Cutting Edge: The Australian Artists
Dorrit Black, Eveline Syme and Ethel Spowers - three female artists who transformed Australian Modernism
Though it was only founded in 1925, the reputation of the Grosvenor School of Modern Art was such that it rapidly became known as an international centre of printmaking during the late 1920s and 1930s. Among the foreign artists who studied there were three individuals who were to play a major role in the development of Australian modernism. These women – Dorrit Black, Ethel Spowers and Eveline Syme – all had the financial security and freedom to travel overseas and explore beyond the confines of the Australian art scene. Already well-trained, established artists before they studied under the influential lecturer and linocut pioneer Claude Flight, the trio were drawn to the School by his reputation for forward-thinking, egalitarian teachings.
Unusually, all three artists came from families that worked in newspapers, suggesting they might have had a greater appreciation for the printing process. While each of them were dramatically influenced by Flight’s geometric rhythms, their linocuts departed from those of their European peers, frequently focusing on pastoral scenes using relaxed, organic lines, as opposed to the more mechanised, compressed patterns found in Flight’s linocuts and those of his pupils like Lill Tschudi. While Dorrit Black became the most significant of the three, each of these artists played an important role in the wider acceptance of modernist art in Australia, through their championing of the linocut.
Dorrit Black arrived in London in September 1927 and began taking classes at the Grosvenor School shortly after, continuing her formal studies there until December. Immediately developing a rapport with Flight, she fondly noted that ‘one feels instantly at one’s ease with him’. Black’s flair for absorbing new ideas and techniques can be seen in the contrast between the more traditional pictorial prints she was creating prior to her arrival and the exhilarating abstraction of Music (pictured below).
Inspired by a visit to London’s newly opened Dominion Jazz Club in 1927, its pared down elements and bold colours emphasise the joyful abandon of four dancers losing themselves in the music. Vibrating with the energy of the times, this was one of the artworks selected to be shown at the first Linocut exhibition in 1929 and reflects its creator’s excitement at being right at the start of a new artistic journey.
Black subsequently went on to study in Paris with André Lhote, but she remained firm friends with Flight: he acted as Black’s unofficial art dealer in London, while she did much to popularise his favoured medium in her home country. In 1931 she became the first woman in Australia to run a gallery after opening the Modern Art Centre in Sydney. In many ways resembling the Grosvenor School, it was the country’s first teaching and exhibiting space for modernism. Until her untimely death in 1951, Black continued to push the boundaries of printmaking, achieving broader success despite the scorn which she often faced from a conservative art establishment.

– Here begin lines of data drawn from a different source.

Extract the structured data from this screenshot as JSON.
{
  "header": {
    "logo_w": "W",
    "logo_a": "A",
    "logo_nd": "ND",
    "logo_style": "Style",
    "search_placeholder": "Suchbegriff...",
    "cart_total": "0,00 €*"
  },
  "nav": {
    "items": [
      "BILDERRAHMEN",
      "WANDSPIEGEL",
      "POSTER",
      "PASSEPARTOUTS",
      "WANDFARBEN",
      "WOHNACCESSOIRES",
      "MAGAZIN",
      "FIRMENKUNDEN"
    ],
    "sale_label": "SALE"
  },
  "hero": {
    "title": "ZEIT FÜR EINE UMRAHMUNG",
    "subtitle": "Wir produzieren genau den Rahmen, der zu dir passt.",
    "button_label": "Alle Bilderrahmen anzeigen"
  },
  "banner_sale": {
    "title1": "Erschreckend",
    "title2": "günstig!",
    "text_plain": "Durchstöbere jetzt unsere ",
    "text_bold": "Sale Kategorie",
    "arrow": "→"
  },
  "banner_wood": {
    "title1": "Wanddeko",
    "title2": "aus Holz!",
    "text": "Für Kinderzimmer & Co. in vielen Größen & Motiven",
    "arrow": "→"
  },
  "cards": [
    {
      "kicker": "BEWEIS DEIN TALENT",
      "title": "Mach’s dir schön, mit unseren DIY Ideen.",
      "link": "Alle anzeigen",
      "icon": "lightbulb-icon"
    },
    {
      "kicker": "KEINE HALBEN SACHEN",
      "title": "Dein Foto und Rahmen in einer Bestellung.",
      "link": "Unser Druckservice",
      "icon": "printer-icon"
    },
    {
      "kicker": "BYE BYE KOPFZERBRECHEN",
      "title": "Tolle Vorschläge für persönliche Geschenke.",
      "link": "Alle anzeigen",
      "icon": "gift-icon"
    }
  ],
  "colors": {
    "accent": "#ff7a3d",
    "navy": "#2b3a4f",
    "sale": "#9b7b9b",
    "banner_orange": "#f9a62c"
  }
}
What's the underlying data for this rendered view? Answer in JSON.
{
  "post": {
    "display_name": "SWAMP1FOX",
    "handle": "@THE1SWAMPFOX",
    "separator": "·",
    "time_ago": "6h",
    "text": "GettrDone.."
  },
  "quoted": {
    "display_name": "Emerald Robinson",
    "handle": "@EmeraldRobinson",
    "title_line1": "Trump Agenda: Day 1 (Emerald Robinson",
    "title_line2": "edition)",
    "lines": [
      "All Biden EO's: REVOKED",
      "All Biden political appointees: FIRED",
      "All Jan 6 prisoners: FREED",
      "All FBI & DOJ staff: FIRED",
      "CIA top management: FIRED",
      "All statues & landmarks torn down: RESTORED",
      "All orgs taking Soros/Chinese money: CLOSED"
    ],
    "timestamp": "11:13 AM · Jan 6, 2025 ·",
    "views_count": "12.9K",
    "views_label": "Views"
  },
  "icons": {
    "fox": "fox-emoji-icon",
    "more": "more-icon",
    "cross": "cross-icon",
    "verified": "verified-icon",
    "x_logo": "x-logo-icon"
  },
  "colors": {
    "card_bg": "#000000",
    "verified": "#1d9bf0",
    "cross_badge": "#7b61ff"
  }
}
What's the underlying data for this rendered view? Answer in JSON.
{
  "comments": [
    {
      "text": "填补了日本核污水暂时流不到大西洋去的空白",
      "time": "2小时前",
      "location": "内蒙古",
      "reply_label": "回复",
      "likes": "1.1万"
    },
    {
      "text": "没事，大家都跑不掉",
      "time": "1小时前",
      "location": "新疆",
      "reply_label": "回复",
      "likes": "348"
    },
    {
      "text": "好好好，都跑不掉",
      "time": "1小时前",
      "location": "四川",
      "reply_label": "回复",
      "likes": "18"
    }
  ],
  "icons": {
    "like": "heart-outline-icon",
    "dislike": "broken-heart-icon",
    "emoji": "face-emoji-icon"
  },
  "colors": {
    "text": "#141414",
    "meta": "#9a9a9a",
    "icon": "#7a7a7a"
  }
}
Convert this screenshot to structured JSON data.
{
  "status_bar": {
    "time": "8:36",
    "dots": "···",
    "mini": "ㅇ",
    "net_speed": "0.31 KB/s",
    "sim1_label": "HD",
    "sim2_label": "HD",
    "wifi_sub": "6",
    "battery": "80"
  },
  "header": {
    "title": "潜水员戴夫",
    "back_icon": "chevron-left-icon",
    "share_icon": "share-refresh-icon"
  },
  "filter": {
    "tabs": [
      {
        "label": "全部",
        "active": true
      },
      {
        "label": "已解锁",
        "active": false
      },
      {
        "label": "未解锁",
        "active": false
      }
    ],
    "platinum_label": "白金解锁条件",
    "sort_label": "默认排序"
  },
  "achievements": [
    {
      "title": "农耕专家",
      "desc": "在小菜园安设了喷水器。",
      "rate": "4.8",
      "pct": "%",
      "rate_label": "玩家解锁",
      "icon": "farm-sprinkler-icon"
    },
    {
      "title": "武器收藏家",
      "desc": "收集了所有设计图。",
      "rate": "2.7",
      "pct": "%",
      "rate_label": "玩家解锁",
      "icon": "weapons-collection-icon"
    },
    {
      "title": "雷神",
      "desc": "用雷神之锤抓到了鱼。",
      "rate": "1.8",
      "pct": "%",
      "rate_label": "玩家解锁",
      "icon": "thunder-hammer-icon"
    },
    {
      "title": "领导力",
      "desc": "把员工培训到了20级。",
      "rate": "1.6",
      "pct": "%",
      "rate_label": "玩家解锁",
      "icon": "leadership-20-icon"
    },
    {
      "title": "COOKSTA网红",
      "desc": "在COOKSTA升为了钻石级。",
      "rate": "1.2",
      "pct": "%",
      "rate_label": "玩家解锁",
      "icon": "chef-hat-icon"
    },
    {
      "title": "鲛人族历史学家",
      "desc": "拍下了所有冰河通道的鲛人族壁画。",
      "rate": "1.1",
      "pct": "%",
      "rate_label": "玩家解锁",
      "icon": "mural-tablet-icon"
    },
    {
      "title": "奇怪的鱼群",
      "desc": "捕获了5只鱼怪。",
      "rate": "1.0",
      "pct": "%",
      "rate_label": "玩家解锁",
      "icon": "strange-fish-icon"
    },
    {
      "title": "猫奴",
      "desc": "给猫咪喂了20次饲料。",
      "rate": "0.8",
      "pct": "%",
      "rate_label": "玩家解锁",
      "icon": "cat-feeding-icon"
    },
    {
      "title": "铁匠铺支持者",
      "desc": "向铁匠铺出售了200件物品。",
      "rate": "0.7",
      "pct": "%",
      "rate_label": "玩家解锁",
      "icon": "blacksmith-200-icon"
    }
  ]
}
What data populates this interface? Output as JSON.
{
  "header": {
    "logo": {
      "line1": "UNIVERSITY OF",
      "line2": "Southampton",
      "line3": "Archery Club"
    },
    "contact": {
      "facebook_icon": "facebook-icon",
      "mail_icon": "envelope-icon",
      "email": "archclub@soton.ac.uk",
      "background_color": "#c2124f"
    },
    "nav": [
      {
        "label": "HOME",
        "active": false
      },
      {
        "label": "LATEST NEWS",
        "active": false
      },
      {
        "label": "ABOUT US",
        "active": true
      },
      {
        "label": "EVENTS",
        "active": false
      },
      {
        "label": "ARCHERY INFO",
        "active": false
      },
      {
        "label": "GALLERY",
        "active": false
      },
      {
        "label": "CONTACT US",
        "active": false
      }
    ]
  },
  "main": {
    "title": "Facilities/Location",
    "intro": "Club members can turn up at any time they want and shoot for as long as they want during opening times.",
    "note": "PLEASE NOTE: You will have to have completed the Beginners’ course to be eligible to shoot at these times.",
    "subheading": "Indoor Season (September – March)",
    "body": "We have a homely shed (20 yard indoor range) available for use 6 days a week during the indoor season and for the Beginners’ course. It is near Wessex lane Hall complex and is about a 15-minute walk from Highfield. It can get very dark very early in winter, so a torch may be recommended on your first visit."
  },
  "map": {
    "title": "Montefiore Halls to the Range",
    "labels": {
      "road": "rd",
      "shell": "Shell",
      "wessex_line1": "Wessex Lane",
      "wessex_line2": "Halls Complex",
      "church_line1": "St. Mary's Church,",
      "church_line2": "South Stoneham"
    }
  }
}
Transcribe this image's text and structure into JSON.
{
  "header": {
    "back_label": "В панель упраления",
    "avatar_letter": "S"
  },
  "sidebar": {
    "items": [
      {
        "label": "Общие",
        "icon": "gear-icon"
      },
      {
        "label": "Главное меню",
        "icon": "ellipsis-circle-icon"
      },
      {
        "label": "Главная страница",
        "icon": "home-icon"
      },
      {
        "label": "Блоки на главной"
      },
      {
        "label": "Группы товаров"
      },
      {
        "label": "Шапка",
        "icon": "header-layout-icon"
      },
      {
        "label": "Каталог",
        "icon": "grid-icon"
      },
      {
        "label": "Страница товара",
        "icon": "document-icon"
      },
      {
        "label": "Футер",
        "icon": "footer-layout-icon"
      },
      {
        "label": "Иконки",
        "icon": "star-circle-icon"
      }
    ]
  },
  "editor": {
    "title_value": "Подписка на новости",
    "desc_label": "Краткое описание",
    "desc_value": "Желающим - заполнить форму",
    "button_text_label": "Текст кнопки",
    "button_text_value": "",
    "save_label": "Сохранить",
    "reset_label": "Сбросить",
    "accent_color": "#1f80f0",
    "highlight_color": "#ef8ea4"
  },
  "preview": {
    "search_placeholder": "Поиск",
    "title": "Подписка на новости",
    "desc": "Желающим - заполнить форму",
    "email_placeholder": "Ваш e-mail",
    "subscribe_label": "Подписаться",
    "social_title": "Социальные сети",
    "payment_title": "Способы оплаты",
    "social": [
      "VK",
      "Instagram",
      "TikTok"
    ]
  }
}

The Melbourne artist Eveline Syme discovered Claude Flight’s innovative work by chance after finding a copy of his ground-breaking book, Lino-Cuts. She later declared: ‘I had seen nothing more vital and essentially modern in the best sense of the word than the reproductions in this book.’ Studying at the Grosvenor School in 1929, she also went on to learn from Lhote – blending Flight’s methods with the latter’s preference for classical geometric formula in elegant landscapes like Outskirts of Siena (pictured below).
Like Dorrit Black, Syme was committed to furthering the role of women and art in society, using progressive ideas and methods learned from Flight and Lhote to break through the conservative barriers of the art establishment in Australia. She founded a women’s residential college at the University of Melbourne and produced distinctive colour linocuts into the late 1950s.
A close friend of Eveline Syme, Ethel Spowers produced colour woodcuts and later turned to Japanese woodblock printing before studying with Flight in 1928 and again in 1931. She experienced artistic success in her lifetime – her linocuts were purchased by institutions including the British Museum, the Victoria and Albert Museum and the National Gallery of Victoria.
The urban scene depicted in Wet Afternoon is typical of the Grosvenor School – a faceless London crowd sheltering under umbrellas, evoked through the signature rhythmic patterns which Flight instilled in his students. However, in contrast to the sense of alienation evident in the linocuts of artists like Cyril Power, Spowers’ subject matter is consistently affirming, expressing the joy that she experienced through observing everyday physical activities such as children at play. In this way her art provided a welcome counterweight to the themes of estrangement and panic present in so many other depictions of urban life in the interwar years.
Tom Short, Marketing Officer
You can see many more prints by Dorrit Black, Eveline Syme and Ethel Spowers in our current exhibition Cutting Edge: Modernist British Printmaking. Now entering its final weeks, it closes 8 September 2019.
Dorrit Black, Music, 1927-28, Elder Bequest Fund 1976, Art Gallery of South Australia, Adelaide Eveline Syme, Outskirts of Siena, 1930-1, Art Gallery of South Australia, Adelaide, Ethel Spowers, Wet Afternoon, 1929-30, Photo Osborne Samuel, London/ ©The Estate of Ethel Spowers